**Brief:** The answer must consist of each line of the records below that contains the string "meaning".

Page and application data records
Segment Open

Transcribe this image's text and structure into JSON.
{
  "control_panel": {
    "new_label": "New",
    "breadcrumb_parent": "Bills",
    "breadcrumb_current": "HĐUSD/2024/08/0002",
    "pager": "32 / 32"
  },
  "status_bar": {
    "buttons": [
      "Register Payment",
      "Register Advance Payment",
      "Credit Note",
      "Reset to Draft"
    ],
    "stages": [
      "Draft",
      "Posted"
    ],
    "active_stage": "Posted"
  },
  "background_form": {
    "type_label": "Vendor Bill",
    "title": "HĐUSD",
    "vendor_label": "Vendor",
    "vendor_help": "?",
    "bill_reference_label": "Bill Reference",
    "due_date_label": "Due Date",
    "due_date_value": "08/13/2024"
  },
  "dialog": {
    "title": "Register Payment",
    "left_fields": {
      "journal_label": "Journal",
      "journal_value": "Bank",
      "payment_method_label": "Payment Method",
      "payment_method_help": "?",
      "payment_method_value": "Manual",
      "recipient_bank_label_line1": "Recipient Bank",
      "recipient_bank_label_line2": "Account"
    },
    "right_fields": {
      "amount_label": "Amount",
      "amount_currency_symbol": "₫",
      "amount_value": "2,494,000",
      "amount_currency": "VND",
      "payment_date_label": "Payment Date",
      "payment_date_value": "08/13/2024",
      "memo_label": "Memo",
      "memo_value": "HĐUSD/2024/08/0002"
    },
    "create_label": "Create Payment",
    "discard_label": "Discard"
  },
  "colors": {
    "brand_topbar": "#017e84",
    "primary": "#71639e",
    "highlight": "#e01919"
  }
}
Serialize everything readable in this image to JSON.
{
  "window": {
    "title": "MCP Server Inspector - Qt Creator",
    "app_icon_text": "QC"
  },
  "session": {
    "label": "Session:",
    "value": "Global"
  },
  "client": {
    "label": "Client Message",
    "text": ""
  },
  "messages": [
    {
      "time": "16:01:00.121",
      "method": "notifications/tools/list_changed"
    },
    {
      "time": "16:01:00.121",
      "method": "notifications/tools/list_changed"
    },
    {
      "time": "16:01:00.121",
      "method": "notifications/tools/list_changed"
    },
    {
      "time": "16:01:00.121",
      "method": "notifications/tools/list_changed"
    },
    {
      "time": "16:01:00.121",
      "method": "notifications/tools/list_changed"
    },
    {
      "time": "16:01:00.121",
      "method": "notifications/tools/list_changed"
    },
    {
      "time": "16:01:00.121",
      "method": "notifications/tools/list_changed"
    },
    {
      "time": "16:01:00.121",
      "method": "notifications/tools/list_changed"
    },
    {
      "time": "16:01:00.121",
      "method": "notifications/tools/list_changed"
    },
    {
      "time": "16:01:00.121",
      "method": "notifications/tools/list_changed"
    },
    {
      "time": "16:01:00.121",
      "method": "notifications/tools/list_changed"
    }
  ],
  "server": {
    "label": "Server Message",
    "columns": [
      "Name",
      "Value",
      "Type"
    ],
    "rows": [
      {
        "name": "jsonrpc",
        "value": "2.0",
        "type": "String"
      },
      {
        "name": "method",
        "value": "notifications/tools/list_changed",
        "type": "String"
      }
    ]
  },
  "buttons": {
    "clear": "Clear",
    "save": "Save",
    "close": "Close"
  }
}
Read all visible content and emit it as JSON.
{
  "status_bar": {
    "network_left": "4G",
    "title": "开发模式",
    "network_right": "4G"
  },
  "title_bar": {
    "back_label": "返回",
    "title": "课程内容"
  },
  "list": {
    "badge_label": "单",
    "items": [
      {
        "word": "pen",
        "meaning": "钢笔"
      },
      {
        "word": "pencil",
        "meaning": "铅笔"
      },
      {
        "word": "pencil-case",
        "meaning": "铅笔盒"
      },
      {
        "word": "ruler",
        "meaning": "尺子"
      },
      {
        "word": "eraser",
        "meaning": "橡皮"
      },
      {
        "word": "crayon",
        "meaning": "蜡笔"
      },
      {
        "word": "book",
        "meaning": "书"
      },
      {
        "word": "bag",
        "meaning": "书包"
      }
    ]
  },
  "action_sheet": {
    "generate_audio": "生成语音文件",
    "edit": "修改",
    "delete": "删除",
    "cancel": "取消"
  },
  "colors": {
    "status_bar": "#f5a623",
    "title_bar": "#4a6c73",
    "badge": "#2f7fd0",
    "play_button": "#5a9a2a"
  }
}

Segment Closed

**Task solution:**
        "meaning": "钢笔"
        "meaning": "铅笔"
        "meaning": "铅笔盒"
        "meaning": "尺子"
        "meaning": "橡皮"
        "meaning": "蜡笔"
        "meaning": "书"
        "meaning": "书包"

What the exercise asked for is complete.